This encounter reminds me of one my mum was in. Somehow, my mum had a confrontation, rather she was confronted by an angry man at Viacom (I think it was there, but could be wrong) many years ago. Apparently he got out of his car first and she got out. And it was probably because she was slow in moving her car around the place, given she was unfamiliar. What I recall is that she was shouted at, as the man angrily gesticulated at her, which almost resulted in him touching/brushing her. This is obviously enough to traumatise my mum. I recall when I spoke to her later in the day, she slowly related this encounter to me. She was a little shaken. Obviously, the Viacom folks didn't do anything to calm things down. I think it is sad that firstly, people are not calm, and secondly others don't come to help. Well, this is not a violent encounter, but there has been needless aggression. How do we deal with needless aggression?

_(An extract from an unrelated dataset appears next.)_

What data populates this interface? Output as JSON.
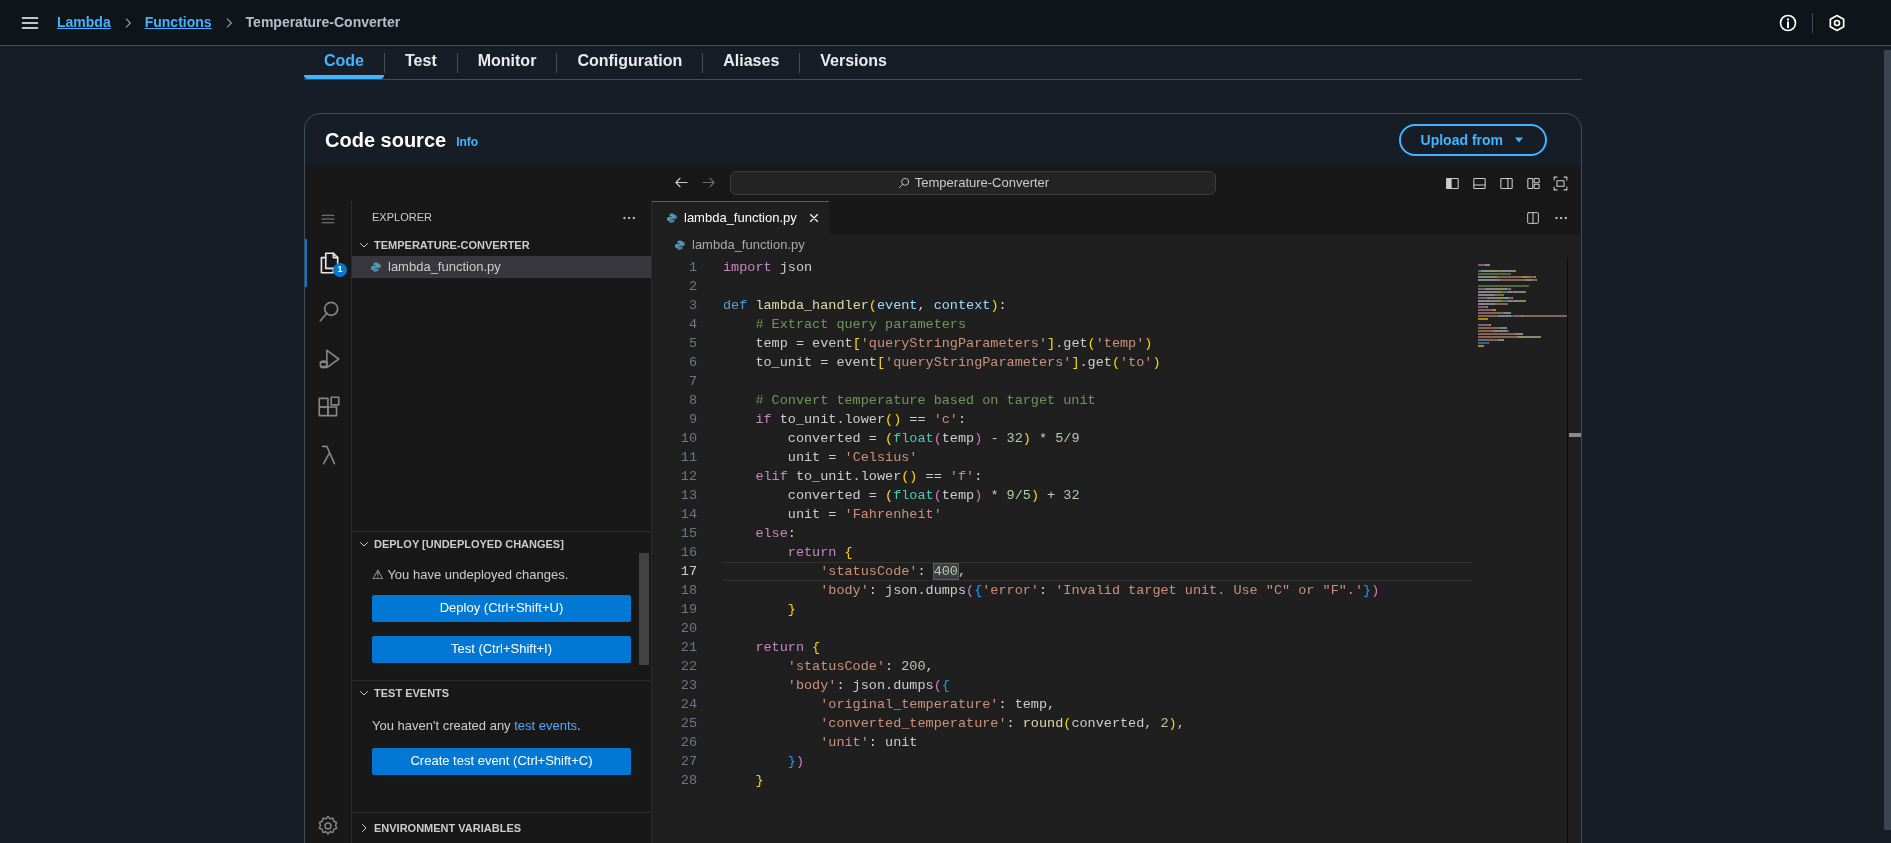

The politics of violence control is interesting. I believe the governance of violence consists of stakeholders who have never been victims of violence or experience critical violent encounters before. They would spew their middle-class views of violence being uncivil and having no place in society, therefore leading to the (uncritical) absolute outlawing of violence, except for state-sponsored violence when Singaporean men are trained from the age of 16.5 years to kill on order. I think the legislators associated with outlawing violence are mostly removed from violence themselves. They see not the realities of enforcement. The law may be perfect, but its enforcement lets it down. What happens then? People start taking the law into their own hands and they get punished for it. The problem is still not solved.
I feel very angry that Douglas Oliverio was attacked. Maybe it is because I am reminded of my dad being a victim of road-rage (which is something I haven't thought about for many years and this news had to bring up this memory), or because Douglas is a personality I know from watching TV. I hope he's recovered and stronger than before. I hope his assailants are identified and there can be some justice.
-add- on a somewhat related note, sometimes I think about those who genuinely help society and fellow Singaporeans, from grassroots volunteers to the Prime Minister. It might be for self-satisfaction, karma, power, money, blowjobs, whatnot but I admire people who help other people, especially in a place where most people are selfish self-conceited ungrateful fuckwits. Perhaps in such a society, the achievement of helping is all the more a greater thing.